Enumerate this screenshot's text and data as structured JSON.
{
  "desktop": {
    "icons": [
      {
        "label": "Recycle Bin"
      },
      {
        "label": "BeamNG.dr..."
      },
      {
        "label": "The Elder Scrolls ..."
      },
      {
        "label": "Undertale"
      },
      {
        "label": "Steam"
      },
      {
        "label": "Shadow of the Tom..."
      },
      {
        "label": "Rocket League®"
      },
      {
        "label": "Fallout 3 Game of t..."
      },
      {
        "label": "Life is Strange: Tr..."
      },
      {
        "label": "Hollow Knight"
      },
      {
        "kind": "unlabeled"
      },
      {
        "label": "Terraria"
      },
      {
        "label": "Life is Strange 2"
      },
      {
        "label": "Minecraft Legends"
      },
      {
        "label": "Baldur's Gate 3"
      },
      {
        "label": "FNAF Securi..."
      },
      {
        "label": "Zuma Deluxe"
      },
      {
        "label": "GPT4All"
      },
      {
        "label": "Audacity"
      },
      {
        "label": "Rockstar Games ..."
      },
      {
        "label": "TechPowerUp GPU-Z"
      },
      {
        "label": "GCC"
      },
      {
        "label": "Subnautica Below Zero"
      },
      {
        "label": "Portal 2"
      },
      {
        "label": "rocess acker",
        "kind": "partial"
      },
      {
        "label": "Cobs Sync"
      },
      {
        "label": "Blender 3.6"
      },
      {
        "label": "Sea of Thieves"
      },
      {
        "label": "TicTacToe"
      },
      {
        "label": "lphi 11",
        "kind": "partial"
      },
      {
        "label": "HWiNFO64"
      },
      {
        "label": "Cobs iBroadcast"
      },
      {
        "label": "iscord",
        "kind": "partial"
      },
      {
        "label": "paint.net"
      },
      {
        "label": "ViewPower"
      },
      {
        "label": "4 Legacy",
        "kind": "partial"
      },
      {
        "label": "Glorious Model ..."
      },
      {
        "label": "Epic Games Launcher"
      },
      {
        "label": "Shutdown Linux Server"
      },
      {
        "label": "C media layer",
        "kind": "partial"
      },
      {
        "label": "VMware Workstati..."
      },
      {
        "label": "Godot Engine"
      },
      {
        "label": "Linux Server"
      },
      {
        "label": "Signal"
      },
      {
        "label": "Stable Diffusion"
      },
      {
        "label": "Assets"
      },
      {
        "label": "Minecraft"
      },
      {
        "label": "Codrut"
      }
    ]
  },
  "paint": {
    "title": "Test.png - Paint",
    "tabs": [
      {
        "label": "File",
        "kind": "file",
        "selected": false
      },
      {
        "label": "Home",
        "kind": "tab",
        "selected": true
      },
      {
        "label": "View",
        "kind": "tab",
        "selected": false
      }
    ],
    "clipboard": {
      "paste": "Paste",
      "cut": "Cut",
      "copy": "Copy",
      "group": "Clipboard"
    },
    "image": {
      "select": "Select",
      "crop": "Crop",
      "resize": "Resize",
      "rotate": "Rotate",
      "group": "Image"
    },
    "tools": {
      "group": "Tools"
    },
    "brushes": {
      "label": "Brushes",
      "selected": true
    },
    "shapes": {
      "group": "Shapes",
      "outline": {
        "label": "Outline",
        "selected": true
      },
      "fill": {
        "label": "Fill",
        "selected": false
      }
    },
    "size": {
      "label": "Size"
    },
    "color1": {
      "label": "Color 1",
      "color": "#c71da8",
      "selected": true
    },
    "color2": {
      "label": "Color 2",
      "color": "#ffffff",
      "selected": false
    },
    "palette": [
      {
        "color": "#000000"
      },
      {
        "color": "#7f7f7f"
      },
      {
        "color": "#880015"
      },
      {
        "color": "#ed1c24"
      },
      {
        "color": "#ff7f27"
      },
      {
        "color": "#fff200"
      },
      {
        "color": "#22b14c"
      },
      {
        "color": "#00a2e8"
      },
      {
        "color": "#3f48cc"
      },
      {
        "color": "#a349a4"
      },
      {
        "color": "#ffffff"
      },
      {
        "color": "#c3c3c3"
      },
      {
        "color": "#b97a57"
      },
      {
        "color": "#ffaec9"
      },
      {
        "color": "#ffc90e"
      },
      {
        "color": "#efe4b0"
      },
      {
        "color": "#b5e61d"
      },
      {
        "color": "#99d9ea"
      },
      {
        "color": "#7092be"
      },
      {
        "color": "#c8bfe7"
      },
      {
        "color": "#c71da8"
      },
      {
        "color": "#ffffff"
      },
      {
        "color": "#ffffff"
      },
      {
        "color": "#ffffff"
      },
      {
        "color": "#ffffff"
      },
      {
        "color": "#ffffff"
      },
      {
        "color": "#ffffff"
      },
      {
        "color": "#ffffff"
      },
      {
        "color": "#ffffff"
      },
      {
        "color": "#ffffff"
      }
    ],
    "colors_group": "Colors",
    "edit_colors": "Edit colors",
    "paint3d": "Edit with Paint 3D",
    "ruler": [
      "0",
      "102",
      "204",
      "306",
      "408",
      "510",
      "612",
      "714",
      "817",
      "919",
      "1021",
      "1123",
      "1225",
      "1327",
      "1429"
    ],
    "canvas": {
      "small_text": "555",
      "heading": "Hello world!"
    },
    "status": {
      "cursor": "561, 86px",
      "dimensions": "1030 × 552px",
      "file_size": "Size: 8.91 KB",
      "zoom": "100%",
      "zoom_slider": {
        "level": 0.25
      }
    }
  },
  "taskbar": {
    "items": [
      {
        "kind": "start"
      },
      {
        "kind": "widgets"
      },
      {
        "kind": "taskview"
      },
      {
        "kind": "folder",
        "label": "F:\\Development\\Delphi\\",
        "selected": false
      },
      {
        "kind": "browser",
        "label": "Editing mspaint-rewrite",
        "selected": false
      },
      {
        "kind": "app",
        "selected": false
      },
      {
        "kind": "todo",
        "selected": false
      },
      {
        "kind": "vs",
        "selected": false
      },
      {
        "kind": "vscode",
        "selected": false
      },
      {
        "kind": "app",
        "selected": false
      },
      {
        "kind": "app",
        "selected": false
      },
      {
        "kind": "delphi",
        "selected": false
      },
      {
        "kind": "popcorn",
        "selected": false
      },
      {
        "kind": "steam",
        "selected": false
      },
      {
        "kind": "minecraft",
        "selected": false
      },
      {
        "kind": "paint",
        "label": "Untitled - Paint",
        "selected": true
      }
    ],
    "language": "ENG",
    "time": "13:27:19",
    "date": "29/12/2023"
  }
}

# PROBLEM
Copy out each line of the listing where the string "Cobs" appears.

# OUTPUT OF THE EXERCISE
        "label": "Cobs Sync"
        "label": "Cobs iBroadcast"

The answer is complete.